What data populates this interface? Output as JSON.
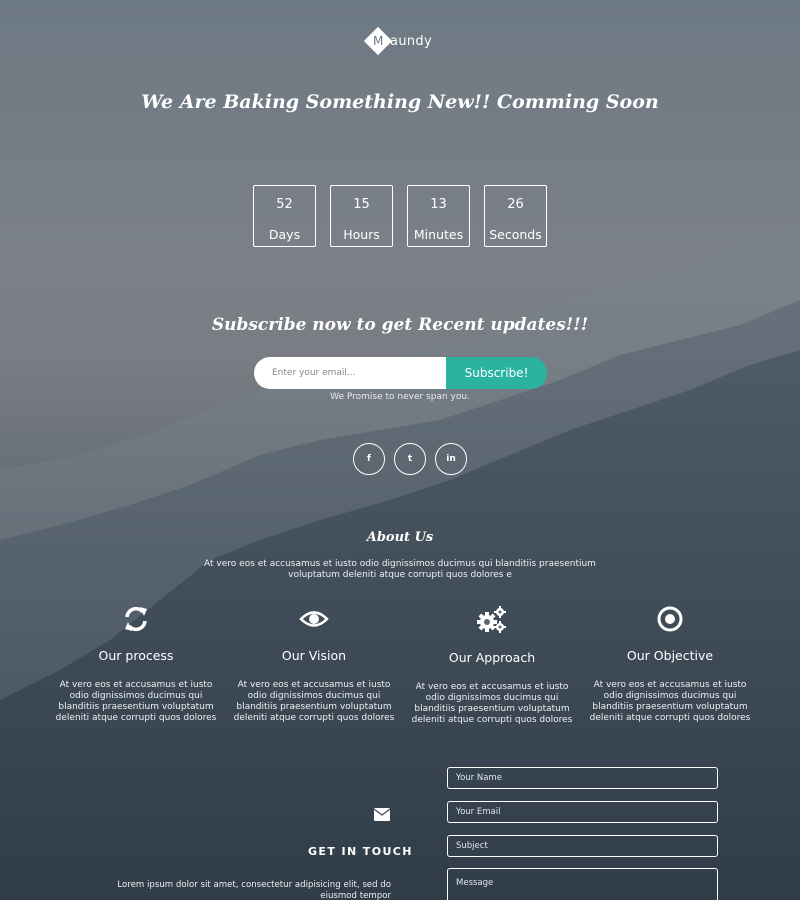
{
  "brand": {
    "logo_letter": "M",
    "name_rest": "aundy"
  },
  "headline": "We Are Baking Something New!! Comming Soon",
  "countdown": [
    {
      "value": "52",
      "label": "Days"
    },
    {
      "value": "15",
      "label": "Hours"
    },
    {
      "value": "13",
      "label": "Minutes"
    },
    {
      "value": "26",
      "label": "Seconds"
    }
  ],
  "subscribe": {
    "title": "Subscribe now to get Recent updates!!!",
    "placeholder": "Enter your email...",
    "button": "Subscribe!",
    "note": "We Promise to never span you."
  },
  "social": [
    {
      "icon": "facebook-icon",
      "glyph": "f"
    },
    {
      "icon": "twitter-icon",
      "glyph": "t"
    },
    {
      "icon": "linkedin-icon",
      "glyph": "in"
    }
  ],
  "about": {
    "title": "About Us",
    "text": "At vero eos et accusamus et iusto odio dignissimos ducimus qui blanditiis praesentium voluptatum deleniti atque corrupti quos dolores e"
  },
  "features": [
    {
      "icon": "refresh-icon",
      "title": "Our process",
      "text": "At vero eos et accusamus et iusto odio dignissimos ducimus qui blanditiis praesentium voluptatum deleniti atque corrupti quos dolores"
    },
    {
      "icon": "eye-icon",
      "title": "Our Vision",
      "text": "At vero eos et accusamus et iusto odio dignissimos ducimus qui blanditiis praesentium voluptatum deleniti atque corrupti quos dolores"
    },
    {
      "icon": "gears-icon",
      "title": "Our Approach",
      "text": "At vero eos et accusamus et iusto odio dignissimos ducimus qui blanditiis praesentium voluptatum deleniti atque corrupti quos dolores"
    },
    {
      "icon": "target-icon",
      "title": "Our Objective",
      "text": "At vero eos et accusamus et iusto odio dignissimos ducimus qui blanditiis praesentium voluptatum deleniti atque corrupti quos dolores"
    }
  ],
  "contact": {
    "title": "GET IN TOUCH",
    "text": "Lorem ipsum dolor sit amet, consectetur adipisicing elit, sed do eiusmod tempor",
    "fields": {
      "name": "Your Name",
      "email": "Your Email",
      "subject": "Subject",
      "message": "Message"
    }
  },
  "colors": {
    "accent": "#2bb3a0",
    "text": "#ffffff"
  }
}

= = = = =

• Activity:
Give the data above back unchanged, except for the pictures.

• Answer space:
What data populates this interface? Output as JSON.
{
  "brand": {
    "logo_letter": "M",
    "name_rest": "aundy"
  },
  "headline": "We Are Baking Something New!! Comming Soon",
  "countdown": [
    {
      "value": "52",
      "label": "Days"
    },
    {
      "value": "15",
      "label": "Hours"
    },
    {
      "value": "13",
      "label": "Minutes"
    },
    {
      "value": "26",
      "label": "Seconds"
    }
  ],
  "subscribe": {
    "title": "Subscribe now to get Recent updates!!!",
    "placeholder": "Enter your email...",
    "button": "Subscribe!",
    "note": "We Promise to never span you."
  },
  "social": [
    {
      "icon": "facebook-icon",
      "glyph": "f"
    },
    {
      "icon": "twitter-icon",
      "glyph": "t"
    },
    {
      "icon": "linkedin-icon",
      "glyph": "in"
    }
  ],
  "about": {
    "title": "About Us",
    "text": "At vero eos et accusamus et iusto odio dignissimos ducimus qui blanditiis praesentium voluptatum deleniti atque corrupti quos dolores e"
  },
  "features": [
    {
      "icon": "refresh-icon",
      "title": "Our process",
      "text": "At vero eos et accusamus et iusto odio dignissimos ducimus qui blanditiis praesentium voluptatum deleniti atque corrupti quos dolores"
    },
    {
      "icon": "eye-icon",
      "title": "Our Vision",
      "text": "At vero eos et accusamus et iusto odio dignissimos ducimus qui blanditiis praesentium voluptatum deleniti atque corrupti quos dolores"
    },
    {
      "icon": "gears-icon",
      "title": "Our Approach",
      "text": "At vero eos et accusamus et iusto odio dignissimos ducimus qui blanditiis praesentium voluptatum deleniti atque corrupti quos dolores"
    },
    {
      "icon": "target-icon",
      "title": "Our Objective",
      "text": "At vero eos et accusamus et iusto odio dignissimos ducimus qui blanditiis praesentium voluptatum deleniti atque corrupti quos dolores"
    }
  ],
  "contact": {
    "title": "GET IN TOUCH",
    "text": "Lorem ipsum dolor sit amet, consectetur adipisicing elit, sed do eiusmod tempor",
    "fields": {
      "name": "Your Name",
      "email": "Your Email",
      "subject": "Subject",
      "message": "Message"
    }
  },
  "colors": {
    "accent": "#2bb3a0",
    "text": "#ffffff"
  }
}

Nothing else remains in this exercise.